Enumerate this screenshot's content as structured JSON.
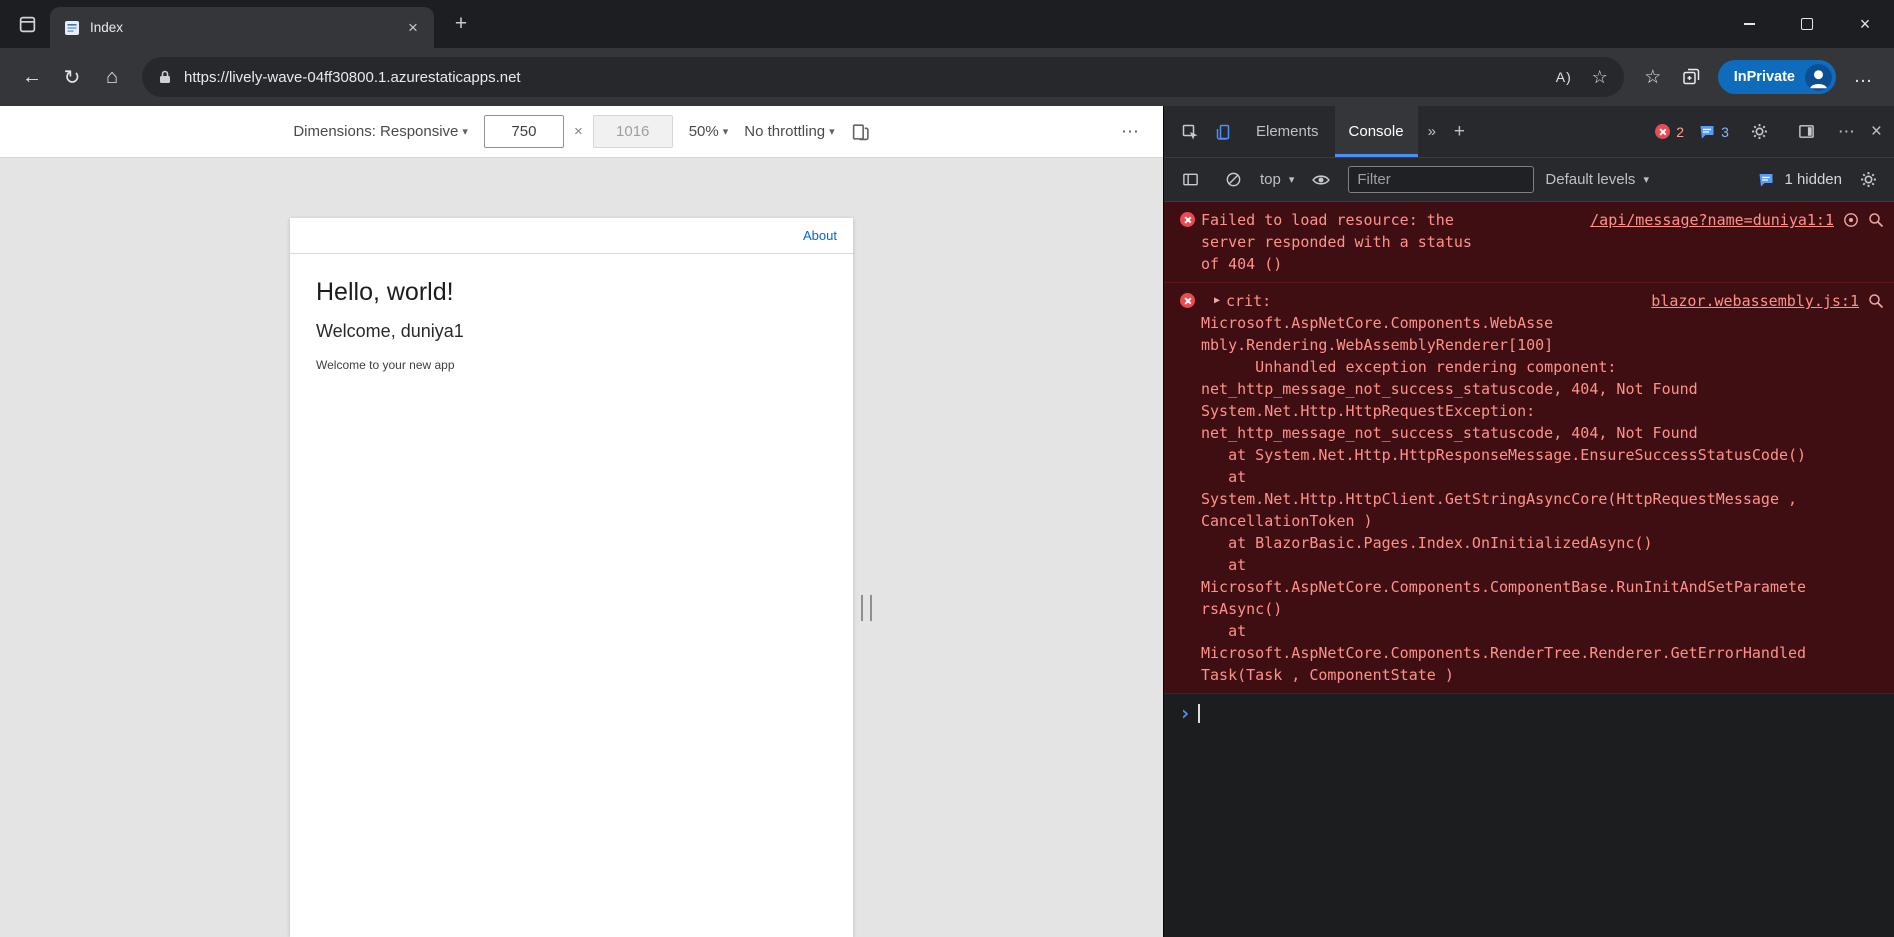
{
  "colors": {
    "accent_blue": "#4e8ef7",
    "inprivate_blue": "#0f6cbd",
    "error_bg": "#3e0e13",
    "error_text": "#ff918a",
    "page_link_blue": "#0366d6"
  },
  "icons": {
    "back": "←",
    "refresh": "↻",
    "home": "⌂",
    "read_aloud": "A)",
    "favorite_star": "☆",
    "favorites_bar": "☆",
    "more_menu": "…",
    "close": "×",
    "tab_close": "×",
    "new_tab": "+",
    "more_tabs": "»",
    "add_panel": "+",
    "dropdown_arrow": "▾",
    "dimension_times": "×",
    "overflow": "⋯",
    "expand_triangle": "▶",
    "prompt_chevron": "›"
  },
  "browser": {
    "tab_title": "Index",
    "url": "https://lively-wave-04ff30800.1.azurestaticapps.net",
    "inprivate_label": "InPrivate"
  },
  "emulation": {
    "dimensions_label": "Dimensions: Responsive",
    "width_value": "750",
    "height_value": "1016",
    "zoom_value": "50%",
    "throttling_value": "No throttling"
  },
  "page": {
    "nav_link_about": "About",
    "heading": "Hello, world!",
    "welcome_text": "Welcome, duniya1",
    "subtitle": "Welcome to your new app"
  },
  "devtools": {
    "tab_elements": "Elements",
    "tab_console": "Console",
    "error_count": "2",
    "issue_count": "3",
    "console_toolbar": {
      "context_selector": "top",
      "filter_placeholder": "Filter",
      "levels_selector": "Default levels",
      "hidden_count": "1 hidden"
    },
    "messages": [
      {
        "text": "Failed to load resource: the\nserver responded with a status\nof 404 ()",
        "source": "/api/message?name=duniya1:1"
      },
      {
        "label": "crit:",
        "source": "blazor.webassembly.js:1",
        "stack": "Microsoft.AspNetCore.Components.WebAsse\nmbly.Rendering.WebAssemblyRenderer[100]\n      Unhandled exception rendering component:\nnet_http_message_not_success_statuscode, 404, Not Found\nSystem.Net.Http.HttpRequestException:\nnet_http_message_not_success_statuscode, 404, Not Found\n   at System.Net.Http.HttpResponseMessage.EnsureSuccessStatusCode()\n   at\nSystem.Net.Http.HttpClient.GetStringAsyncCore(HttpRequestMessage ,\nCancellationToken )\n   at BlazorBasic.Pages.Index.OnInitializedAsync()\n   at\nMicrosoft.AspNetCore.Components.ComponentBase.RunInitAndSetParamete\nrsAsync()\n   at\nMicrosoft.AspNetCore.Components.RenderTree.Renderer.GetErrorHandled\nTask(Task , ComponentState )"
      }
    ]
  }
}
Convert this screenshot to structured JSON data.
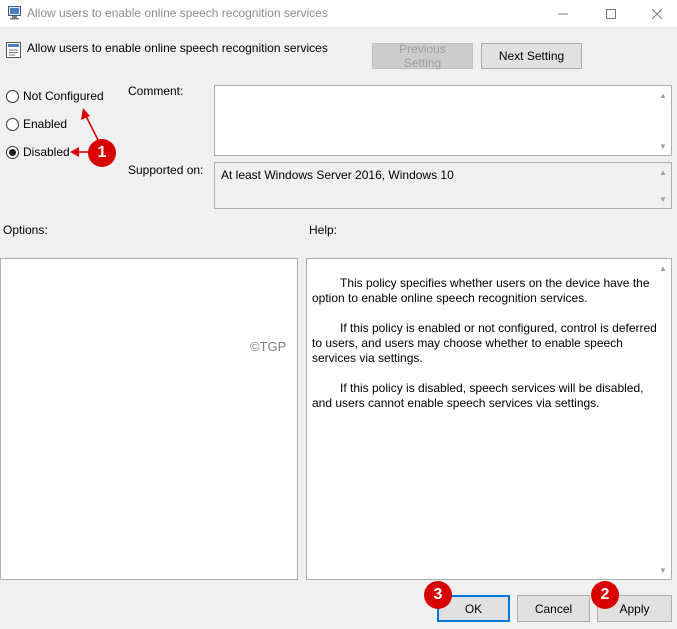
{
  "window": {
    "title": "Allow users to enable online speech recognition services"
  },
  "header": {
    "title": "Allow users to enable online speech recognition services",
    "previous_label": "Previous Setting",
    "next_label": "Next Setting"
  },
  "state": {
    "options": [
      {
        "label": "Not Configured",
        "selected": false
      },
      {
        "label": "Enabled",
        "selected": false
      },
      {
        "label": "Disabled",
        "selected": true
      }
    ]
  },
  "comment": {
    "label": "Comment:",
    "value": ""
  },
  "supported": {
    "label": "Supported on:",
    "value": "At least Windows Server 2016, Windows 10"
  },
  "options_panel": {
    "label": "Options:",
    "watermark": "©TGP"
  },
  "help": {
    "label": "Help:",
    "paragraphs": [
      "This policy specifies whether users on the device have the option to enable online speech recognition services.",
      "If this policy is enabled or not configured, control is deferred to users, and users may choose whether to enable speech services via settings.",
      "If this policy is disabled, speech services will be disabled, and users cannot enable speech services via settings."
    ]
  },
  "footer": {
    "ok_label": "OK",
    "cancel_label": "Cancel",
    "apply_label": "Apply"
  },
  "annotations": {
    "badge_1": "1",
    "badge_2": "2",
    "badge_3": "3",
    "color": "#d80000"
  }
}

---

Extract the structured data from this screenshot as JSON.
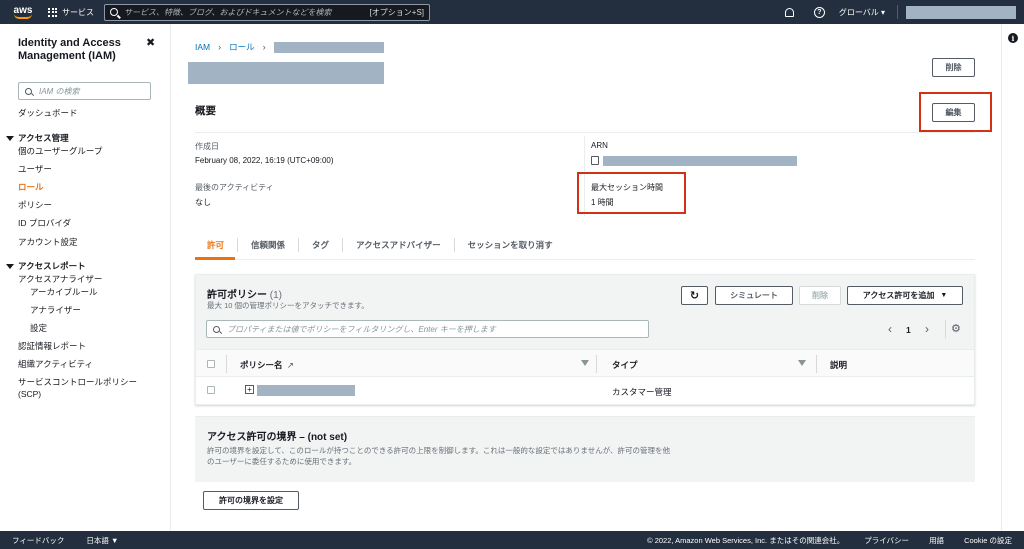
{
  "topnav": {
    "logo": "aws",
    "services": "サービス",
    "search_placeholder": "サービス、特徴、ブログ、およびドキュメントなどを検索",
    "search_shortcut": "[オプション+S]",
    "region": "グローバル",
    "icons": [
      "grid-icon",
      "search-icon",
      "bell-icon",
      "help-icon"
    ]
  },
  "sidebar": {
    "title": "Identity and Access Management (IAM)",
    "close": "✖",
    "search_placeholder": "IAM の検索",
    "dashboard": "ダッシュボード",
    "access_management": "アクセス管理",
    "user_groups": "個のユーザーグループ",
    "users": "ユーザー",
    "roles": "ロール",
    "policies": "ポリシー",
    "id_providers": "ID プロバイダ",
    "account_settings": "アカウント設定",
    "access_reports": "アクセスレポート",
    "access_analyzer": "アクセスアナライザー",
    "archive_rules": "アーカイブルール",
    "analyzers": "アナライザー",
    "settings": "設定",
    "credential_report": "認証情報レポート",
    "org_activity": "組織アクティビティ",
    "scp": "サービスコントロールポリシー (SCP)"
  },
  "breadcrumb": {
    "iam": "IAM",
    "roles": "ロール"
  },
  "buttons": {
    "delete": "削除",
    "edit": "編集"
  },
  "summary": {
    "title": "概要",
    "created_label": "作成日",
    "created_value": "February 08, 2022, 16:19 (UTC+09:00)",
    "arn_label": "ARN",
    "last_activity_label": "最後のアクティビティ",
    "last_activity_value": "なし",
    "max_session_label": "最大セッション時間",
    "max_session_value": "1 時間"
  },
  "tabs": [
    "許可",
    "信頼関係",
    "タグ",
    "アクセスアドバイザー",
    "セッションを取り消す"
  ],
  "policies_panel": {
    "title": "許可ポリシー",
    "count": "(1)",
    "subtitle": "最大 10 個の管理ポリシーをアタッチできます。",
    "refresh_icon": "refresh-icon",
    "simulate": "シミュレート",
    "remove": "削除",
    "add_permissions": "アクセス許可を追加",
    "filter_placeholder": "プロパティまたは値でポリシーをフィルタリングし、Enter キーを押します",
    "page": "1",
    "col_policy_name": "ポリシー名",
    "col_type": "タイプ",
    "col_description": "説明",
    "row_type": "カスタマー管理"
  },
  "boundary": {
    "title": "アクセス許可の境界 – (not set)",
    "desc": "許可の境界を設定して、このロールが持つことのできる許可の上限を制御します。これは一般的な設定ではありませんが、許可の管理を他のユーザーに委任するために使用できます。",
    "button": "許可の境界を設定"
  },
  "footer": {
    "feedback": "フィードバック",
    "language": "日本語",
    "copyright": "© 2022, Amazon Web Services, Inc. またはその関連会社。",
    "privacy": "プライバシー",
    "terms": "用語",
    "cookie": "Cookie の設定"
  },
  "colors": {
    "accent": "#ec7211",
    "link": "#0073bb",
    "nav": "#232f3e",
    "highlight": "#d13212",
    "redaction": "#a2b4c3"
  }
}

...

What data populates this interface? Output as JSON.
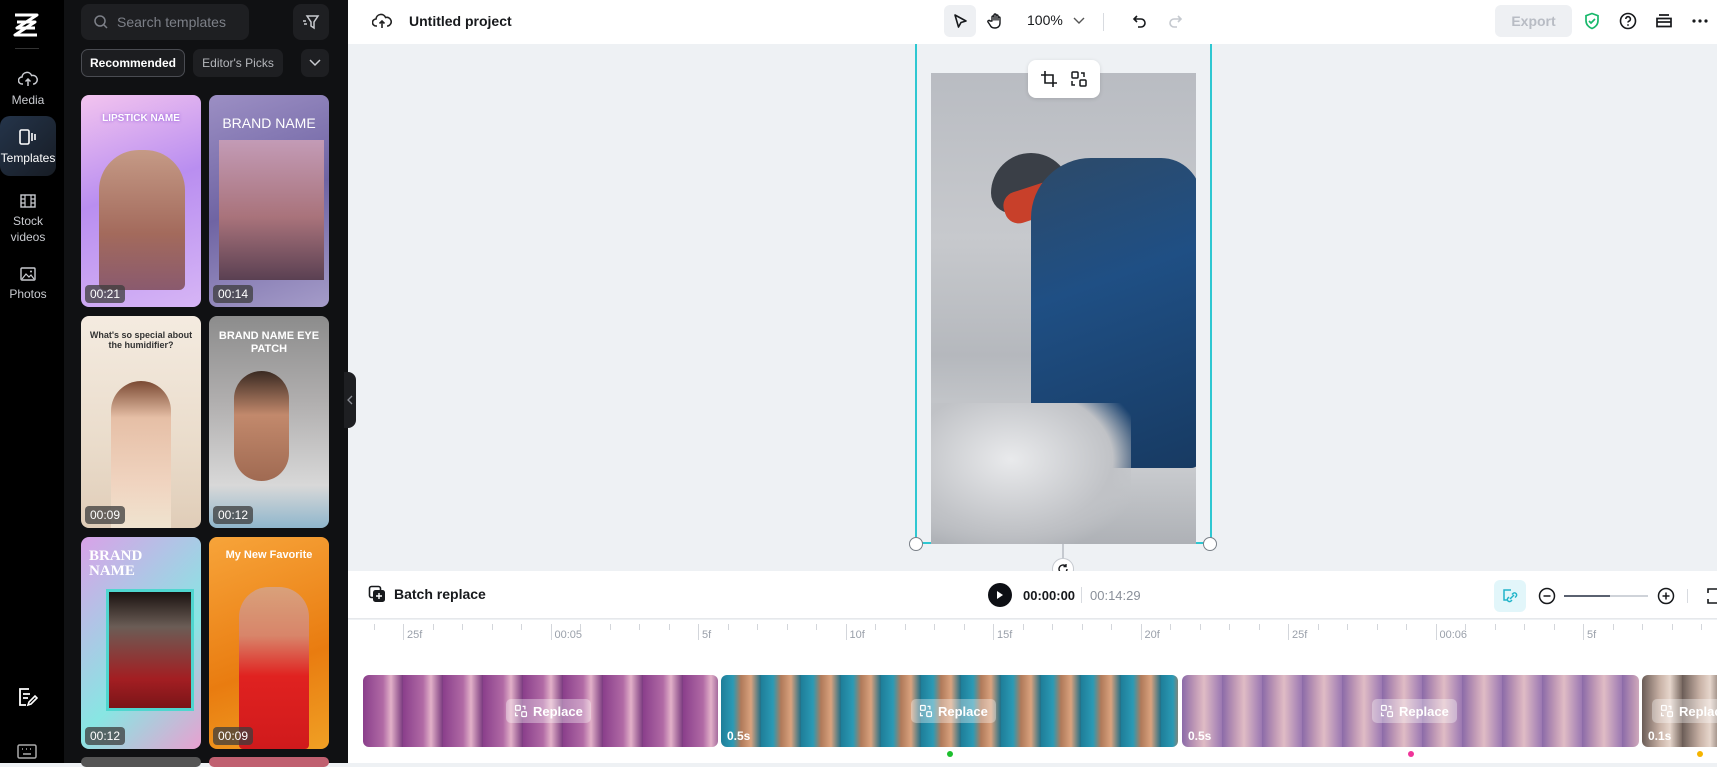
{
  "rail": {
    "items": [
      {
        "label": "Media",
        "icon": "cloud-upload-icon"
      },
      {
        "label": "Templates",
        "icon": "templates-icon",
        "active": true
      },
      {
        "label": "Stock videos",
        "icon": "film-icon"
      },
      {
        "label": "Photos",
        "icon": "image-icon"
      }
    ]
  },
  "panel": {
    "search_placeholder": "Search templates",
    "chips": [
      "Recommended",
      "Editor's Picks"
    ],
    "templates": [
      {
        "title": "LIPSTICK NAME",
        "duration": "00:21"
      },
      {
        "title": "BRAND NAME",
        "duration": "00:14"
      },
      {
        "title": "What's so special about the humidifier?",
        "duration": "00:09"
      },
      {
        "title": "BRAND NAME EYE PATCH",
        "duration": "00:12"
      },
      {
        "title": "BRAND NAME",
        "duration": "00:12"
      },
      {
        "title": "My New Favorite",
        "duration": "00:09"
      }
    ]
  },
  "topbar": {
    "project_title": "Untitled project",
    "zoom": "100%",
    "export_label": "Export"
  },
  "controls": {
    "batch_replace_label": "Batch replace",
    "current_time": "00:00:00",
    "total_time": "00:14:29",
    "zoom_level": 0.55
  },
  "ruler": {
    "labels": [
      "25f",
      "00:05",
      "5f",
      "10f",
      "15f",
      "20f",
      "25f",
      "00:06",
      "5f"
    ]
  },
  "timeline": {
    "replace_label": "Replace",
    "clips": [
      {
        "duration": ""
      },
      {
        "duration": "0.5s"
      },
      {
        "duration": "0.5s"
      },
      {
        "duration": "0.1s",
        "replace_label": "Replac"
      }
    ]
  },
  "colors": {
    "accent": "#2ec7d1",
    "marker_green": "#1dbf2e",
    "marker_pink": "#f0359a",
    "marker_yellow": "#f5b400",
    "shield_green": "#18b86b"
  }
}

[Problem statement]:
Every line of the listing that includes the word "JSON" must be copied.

[Result below]:
Enumerate this screenshot's content as structured JSON.
Convert this screenshot to structured JSON data.
Extract the structured data from this screenshot as JSON.
What data populates this interface? Output as JSON.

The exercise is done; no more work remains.